IF there’s any point where we recognize the importance of teachers to society, it is during Christmas and summer vacation, and during an unexpected strike. Parents this week were reminded of the latter – striking teachers’ meant that an unexpected ‘Bring Your Children to Work Week’ was in order. Parents all over the country faced with no immediate child care options resorted this week to lugging their children to work along with them, some even getting them down to work to keep them occupied as government and teachers went back and forth with demands and ultimatums.
The last few days were ideal for employees wishing to test out (though inadvertently) just how child friendly their work places were – from Subway restaurants in the city, to government offices right down to landscaping and gardening gigs, children were kept busy. As parents worked and kept a close eye on their little ones, the concern for most revolved around just how long students would be out of school. This question was even more pressing for students preparing for examinations of all kinds.

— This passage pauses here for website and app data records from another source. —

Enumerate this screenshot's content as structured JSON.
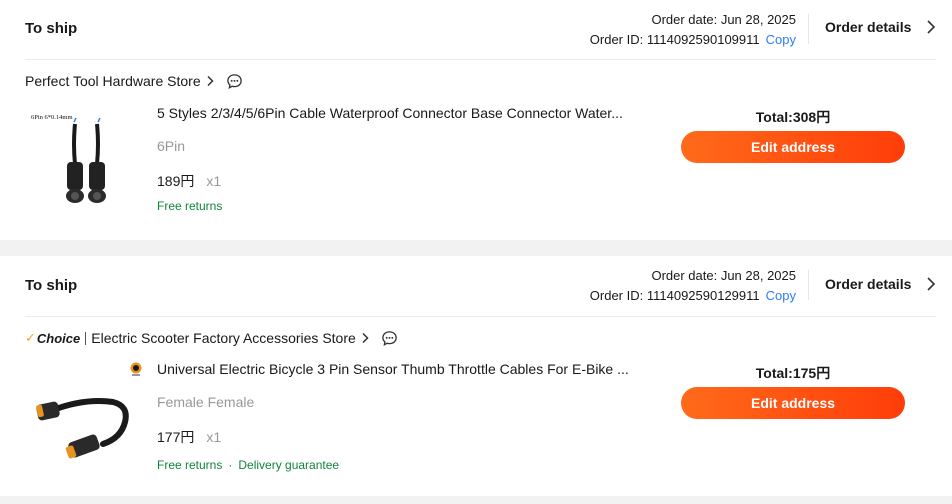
{
  "orders": [
    {
      "status": "To ship",
      "order_date": "Order date: Jun 28, 2025",
      "order_id": "Order ID: 1114092590109911",
      "copy_label": "Copy",
      "details_label": "Order details",
      "store_name": "Perfect Tool Hardware Store",
      "choice_label": "",
      "item_title": "5 Styles 2/3/4/5/6Pin Cable Waterproof Connector Base Connector Water...",
      "variant": "6Pin",
      "price": "189円",
      "quantity": "x1",
      "returns": "Free returns",
      "delivery": "",
      "total": "Total:308円",
      "edit_label": "Edit address",
      "thumb_caption": "6Pin 6*0.14mm"
    },
    {
      "status": "To ship",
      "order_date": "Order date: Jun 28, 2025",
      "order_id": "Order ID: 1114092590129911",
      "copy_label": "Copy",
      "details_label": "Order details",
      "store_name": "Electric Scooter Factory Accessories Store",
      "choice_label": "Choice",
      "item_title": "Universal Electric Bicycle 3 Pin Sensor Thumb Throttle Cables For E-Bike ...",
      "variant": "Female Female",
      "price": "177円",
      "quantity": "x1",
      "returns": "Free returns",
      "delivery": "Delivery guarantee",
      "total": "Total:175円",
      "edit_label": "Edit address"
    }
  ],
  "colors": {
    "accent": "#ff4d10",
    "link": "#2e7cf6",
    "green": "#12833b",
    "choice_tick": "#f5a623"
  }
}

On Monday, schools remained closed due to a meeting held with teachers and the Saint Lucia Teachers Union. Concerns at that time revolved largely around an announcement by the Ministry of Education to put an end to corporal punishment in schools. Though no official announcement was made on Tuesday or Wednesday, the majority of parents chose to leave their children at home, with some schools seeing limited attendance by students and teachers as negotiations persisted.
With an ultimatum set for today to return to the table with the Government Negotiating Team, it is left to be seen what the next few days will bring – this week of course saw industrial action in several other factions including local fire fighters and workers under the Civil Service Association. As the pressure continues to mount, it is clear that a return to normalcy depends fully on a timely, and successfully executed meeting with the Government Negotiating Team responding in a comprehensive way to the diverse demands of all involved. The real solution revolves around all parties being able to meet at a point of compromise, which feels less like a halfway mark, and more like a carefully considered route of progress for all.